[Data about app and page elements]
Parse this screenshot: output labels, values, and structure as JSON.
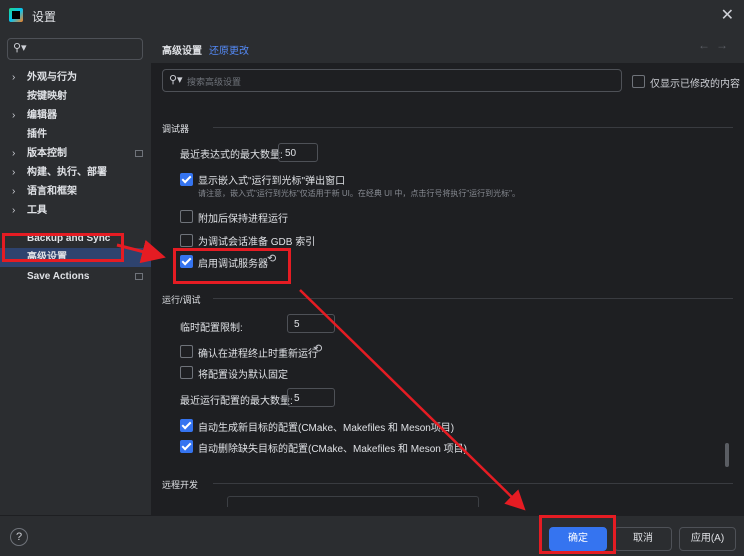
{
  "window": {
    "title": "设置"
  },
  "sidebar": {
    "items": [
      {
        "label": "外观与行为",
        "chevron": true,
        "proj": false
      },
      {
        "label": "按键映射",
        "chevron": false,
        "proj": false
      },
      {
        "label": "编辑器",
        "chevron": true,
        "proj": false
      },
      {
        "label": "插件",
        "chevron": false,
        "proj": false
      },
      {
        "label": "版本控制",
        "chevron": true,
        "proj": true
      },
      {
        "label": "构建、执行、部署",
        "chevron": true,
        "proj": false
      },
      {
        "label": "语言和框架",
        "chevron": true,
        "proj": false
      },
      {
        "label": "工具",
        "chevron": true,
        "proj": false
      },
      {
        "label": "Backup and Sync",
        "chevron": false,
        "proj": false
      },
      {
        "label": "高级设置",
        "chevron": false,
        "proj": false,
        "selected": true
      },
      {
        "label": "Save Actions",
        "chevron": false,
        "proj": true
      }
    ]
  },
  "header": {
    "crumb": "高级设置",
    "reset_link": "还原更改"
  },
  "search": {
    "placeholder": "搜索高级设置",
    "modified_only_label": "仅显示已修改的内容"
  },
  "debugger": {
    "section": "调试器",
    "recent_expr_label": "最近表达式的最大数量:",
    "recent_expr_value": "50",
    "show_inline_run_to_cursor": "显示嵌入式\"运行到光标\"弹出窗口",
    "show_inline_hint": "请注意，嵌入式\"运行到光标\"仅适用于新 UI。在经典 UI 中，点击行号将执行\"运行到光标\"。",
    "keep_process_on_attach": "附加后保持进程运行",
    "gdb_index": "为调试会话准备 GDB 索引",
    "enable_debug_server": "启用调试服务器"
  },
  "run_debug": {
    "section": "运行/调试",
    "temp_limit_label": "临时配置限制:",
    "temp_limit_value": "5",
    "confirm_rerun": "确认在进程终止时重新运行",
    "pin_default": "将配置设为默认固定",
    "recent_configs_label": "最近运行配置的最大数量:",
    "recent_configs_value": "5",
    "auto_generate": "自动生成新目标的配置(CMake、Makefiles 和 Meson项目)",
    "auto_delete": "自动删除缺失目标的配置(CMake、Makefiles 和 Meson 项目)"
  },
  "remote": {
    "section": "远程开发"
  },
  "footer": {
    "help": "?",
    "ok": "确定",
    "cancel": "取消",
    "apply": "应用(A)"
  },
  "icons": {
    "app": "app-logo-icon",
    "close": "close-icon",
    "search": "search-icon",
    "reset": "reset-arrow-icon",
    "help": "help-icon"
  },
  "colors": {
    "accent": "#3574f0",
    "annotation": "#e51c23",
    "selection": "#2e436e"
  }
}
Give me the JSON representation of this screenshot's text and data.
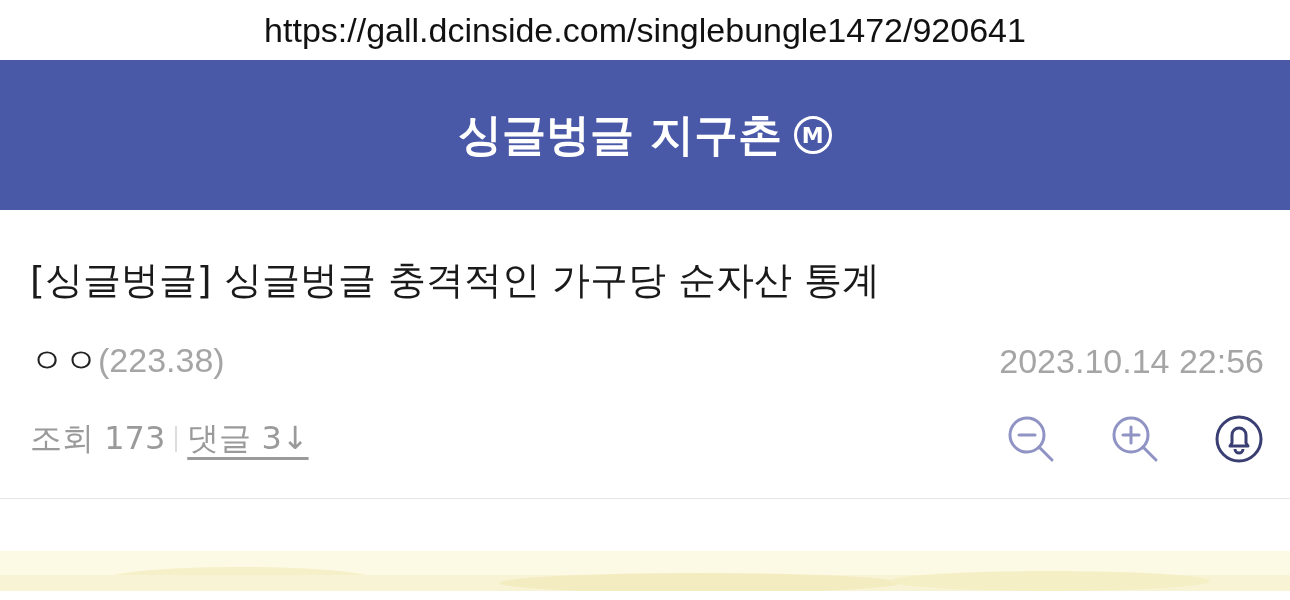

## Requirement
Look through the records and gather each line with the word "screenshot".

## Response to the task
Parse this screenshot: output labels, values, and structure as JSON.
Give me the JSON representation of this screenshot's text and data.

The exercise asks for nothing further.